(Exercise):
Copies of all lines that contain "this" are needed; take them from the data below.

Data about app and page elements
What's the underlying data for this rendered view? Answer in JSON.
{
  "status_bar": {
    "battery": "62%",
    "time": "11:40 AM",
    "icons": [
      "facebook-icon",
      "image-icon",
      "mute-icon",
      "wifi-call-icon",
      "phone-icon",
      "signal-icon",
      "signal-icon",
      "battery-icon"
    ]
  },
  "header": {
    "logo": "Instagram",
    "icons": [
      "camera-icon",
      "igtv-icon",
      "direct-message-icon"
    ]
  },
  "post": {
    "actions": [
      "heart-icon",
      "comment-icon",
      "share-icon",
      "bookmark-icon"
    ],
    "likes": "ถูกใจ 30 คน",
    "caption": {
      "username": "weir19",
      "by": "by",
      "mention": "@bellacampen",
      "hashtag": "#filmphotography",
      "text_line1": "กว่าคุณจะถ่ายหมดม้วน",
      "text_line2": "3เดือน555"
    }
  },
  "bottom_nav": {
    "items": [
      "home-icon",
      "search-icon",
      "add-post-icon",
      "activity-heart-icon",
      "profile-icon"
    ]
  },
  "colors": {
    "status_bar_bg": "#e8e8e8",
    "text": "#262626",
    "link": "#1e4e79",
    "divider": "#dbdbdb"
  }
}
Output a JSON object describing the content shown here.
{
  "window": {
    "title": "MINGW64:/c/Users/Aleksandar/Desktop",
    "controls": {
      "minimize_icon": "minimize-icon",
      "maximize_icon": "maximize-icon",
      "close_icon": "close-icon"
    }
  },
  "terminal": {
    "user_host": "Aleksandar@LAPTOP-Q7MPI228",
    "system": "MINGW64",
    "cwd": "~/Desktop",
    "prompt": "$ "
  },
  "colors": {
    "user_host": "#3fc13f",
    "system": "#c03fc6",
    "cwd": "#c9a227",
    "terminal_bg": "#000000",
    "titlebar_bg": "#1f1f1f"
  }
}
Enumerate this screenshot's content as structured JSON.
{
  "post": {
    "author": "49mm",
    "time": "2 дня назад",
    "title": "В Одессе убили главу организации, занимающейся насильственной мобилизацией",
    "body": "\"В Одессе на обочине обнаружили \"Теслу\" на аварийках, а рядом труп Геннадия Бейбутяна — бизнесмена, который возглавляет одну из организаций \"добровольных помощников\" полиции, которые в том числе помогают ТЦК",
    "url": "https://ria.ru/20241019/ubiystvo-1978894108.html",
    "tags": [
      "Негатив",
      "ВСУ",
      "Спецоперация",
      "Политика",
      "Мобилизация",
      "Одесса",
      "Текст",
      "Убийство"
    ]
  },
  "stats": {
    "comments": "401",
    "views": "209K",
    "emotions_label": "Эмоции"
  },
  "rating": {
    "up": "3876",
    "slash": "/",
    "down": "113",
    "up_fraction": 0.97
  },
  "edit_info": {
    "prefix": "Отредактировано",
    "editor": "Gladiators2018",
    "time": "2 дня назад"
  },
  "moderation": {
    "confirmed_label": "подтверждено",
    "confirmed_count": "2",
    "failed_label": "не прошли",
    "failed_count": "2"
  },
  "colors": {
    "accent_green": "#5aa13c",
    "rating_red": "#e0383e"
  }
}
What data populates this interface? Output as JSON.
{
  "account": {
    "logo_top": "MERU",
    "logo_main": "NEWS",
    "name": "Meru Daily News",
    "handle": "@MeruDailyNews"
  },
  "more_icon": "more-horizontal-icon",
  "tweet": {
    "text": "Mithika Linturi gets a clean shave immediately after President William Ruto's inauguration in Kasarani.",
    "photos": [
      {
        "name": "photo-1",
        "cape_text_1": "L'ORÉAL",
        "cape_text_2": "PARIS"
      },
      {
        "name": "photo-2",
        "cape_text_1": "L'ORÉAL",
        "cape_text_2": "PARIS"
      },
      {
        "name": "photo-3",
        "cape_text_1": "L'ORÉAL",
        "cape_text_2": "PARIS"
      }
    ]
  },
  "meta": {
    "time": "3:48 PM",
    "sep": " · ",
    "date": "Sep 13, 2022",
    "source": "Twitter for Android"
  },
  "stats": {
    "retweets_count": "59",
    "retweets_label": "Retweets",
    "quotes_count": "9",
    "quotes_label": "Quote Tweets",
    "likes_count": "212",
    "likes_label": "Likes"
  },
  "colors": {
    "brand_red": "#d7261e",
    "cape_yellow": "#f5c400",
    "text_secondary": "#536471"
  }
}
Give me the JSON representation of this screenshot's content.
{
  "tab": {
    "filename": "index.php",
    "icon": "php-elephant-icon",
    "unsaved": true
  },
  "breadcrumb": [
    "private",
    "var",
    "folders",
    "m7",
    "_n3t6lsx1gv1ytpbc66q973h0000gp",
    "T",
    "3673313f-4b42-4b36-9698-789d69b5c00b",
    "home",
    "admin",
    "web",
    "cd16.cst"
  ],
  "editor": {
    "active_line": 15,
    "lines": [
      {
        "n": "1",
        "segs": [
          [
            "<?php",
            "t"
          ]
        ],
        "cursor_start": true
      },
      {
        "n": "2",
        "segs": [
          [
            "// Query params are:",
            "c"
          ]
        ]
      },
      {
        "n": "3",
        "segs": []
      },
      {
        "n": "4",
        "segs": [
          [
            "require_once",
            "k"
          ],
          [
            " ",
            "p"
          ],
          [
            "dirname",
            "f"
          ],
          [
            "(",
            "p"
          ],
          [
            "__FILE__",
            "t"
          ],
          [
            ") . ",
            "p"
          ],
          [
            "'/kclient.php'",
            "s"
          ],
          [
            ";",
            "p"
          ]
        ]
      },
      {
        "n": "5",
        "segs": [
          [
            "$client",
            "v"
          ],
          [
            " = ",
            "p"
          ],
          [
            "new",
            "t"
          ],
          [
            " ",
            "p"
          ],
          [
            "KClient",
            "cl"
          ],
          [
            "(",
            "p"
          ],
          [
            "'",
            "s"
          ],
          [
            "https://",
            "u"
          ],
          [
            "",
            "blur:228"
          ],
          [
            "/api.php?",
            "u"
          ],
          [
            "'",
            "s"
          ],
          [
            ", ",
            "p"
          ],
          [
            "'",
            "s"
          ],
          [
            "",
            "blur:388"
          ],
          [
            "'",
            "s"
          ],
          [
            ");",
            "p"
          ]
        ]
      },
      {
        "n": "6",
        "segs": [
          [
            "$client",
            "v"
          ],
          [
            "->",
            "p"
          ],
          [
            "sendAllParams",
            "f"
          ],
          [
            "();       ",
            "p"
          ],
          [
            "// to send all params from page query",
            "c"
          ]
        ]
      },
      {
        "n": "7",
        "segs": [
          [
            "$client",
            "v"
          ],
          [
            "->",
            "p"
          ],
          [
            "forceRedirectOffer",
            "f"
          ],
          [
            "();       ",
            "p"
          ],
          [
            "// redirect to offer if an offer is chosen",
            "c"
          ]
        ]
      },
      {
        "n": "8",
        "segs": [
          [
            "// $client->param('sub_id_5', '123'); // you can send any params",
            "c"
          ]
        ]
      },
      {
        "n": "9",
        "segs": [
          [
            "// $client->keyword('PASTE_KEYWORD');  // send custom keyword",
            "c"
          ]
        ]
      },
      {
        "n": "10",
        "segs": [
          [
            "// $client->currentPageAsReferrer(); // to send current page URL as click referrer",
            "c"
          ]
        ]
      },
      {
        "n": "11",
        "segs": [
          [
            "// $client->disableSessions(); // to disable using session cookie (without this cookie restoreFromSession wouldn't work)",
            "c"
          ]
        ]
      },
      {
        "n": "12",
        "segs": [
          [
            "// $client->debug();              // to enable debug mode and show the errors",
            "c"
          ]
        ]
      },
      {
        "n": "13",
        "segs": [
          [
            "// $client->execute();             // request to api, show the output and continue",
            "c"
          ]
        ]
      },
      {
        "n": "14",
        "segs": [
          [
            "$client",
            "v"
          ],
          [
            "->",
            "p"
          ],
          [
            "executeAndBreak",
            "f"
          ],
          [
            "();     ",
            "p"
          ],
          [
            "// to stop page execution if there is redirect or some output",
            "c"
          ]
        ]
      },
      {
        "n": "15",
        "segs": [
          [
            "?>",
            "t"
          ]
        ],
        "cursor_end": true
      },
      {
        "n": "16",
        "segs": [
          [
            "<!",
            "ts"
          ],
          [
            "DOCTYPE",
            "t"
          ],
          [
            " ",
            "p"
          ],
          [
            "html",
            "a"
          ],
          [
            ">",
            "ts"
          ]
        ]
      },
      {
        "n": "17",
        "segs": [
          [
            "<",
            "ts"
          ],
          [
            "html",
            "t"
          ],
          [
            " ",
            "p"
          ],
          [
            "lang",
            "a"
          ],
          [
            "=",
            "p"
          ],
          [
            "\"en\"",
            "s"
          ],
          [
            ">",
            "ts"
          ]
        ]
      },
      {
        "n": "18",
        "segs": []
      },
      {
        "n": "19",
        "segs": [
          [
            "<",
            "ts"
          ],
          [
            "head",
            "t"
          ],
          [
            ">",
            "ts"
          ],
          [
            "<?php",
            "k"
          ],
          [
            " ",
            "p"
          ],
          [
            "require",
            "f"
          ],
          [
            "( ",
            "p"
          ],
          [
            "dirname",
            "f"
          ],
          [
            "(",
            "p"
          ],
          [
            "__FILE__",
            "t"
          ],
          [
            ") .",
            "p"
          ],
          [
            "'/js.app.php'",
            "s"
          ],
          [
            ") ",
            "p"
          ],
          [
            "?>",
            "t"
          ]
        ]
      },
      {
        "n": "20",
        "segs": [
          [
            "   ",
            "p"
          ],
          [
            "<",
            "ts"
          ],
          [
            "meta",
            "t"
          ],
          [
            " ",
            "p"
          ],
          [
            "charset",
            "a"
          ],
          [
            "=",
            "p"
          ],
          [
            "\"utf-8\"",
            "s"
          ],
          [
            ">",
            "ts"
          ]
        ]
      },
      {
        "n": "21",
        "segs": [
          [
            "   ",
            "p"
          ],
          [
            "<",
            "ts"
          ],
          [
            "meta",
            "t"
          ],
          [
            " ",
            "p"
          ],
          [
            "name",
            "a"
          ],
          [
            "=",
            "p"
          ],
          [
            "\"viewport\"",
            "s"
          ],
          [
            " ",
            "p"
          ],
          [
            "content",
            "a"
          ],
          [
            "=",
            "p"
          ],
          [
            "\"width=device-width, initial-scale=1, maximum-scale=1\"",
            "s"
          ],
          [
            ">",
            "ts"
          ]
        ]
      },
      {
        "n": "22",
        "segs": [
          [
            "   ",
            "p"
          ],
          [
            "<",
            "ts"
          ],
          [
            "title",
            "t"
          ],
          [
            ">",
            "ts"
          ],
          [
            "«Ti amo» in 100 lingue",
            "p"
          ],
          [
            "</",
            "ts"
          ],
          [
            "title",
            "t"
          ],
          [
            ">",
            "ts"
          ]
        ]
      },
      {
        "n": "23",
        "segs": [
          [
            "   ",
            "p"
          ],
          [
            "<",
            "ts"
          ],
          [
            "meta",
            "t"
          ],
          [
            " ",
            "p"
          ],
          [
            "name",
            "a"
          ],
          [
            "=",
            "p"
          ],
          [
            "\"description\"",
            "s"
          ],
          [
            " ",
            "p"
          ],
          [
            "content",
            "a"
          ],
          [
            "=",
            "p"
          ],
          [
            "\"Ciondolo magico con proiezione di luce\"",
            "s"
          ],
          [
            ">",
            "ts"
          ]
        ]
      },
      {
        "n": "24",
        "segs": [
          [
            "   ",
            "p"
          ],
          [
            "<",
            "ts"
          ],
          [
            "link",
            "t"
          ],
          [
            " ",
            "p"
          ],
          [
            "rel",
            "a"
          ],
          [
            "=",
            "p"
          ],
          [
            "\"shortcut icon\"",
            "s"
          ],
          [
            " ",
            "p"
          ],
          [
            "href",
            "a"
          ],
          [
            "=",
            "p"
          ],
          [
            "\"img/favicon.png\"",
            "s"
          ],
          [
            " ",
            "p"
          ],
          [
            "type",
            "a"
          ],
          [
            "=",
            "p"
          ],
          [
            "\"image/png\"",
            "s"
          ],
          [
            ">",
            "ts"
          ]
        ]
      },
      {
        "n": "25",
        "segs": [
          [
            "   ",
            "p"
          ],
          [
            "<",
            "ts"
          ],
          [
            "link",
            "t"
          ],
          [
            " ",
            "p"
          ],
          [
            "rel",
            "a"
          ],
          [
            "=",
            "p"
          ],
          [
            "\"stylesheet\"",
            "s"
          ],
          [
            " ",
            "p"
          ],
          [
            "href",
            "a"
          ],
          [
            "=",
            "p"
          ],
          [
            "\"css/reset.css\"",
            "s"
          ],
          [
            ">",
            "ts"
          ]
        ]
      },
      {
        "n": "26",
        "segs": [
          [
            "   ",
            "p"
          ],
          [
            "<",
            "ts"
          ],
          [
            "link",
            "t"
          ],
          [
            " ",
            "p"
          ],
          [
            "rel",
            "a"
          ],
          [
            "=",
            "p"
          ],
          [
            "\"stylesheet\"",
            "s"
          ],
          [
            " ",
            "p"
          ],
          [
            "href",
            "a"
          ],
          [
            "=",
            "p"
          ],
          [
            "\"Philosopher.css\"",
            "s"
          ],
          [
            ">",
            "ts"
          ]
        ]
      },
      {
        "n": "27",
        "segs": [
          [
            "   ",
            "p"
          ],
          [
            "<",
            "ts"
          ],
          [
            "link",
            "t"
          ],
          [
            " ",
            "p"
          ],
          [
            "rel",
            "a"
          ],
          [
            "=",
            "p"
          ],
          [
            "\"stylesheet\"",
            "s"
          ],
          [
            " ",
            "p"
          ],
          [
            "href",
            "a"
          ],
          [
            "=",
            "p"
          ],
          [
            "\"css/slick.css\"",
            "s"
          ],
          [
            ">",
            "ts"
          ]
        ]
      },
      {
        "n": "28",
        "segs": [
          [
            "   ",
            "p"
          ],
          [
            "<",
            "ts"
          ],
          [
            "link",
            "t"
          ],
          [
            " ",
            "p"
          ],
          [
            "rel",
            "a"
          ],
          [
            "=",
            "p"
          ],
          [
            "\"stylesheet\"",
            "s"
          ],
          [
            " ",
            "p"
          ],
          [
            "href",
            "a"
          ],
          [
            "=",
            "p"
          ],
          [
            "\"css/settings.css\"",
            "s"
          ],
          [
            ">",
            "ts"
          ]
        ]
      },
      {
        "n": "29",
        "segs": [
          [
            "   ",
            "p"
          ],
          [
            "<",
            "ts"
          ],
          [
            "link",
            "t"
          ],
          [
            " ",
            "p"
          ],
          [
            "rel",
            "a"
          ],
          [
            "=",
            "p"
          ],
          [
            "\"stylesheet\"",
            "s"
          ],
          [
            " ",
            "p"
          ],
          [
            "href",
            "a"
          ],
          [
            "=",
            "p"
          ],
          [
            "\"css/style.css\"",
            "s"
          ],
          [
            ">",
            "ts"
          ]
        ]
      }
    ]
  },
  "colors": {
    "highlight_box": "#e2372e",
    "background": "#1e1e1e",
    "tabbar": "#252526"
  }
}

(Response area):
What's the underlying data for this rendered view? Answer in JSON.
Enumerate this screenshot's content as structured JSON.
What data populates this interface? Output as JSON.
Give me the JSON representation of this screenshot's content.
            "// $client->disableSessions(); // to disable using session cookie (without this cookie restoreFromSession wouldn't work)",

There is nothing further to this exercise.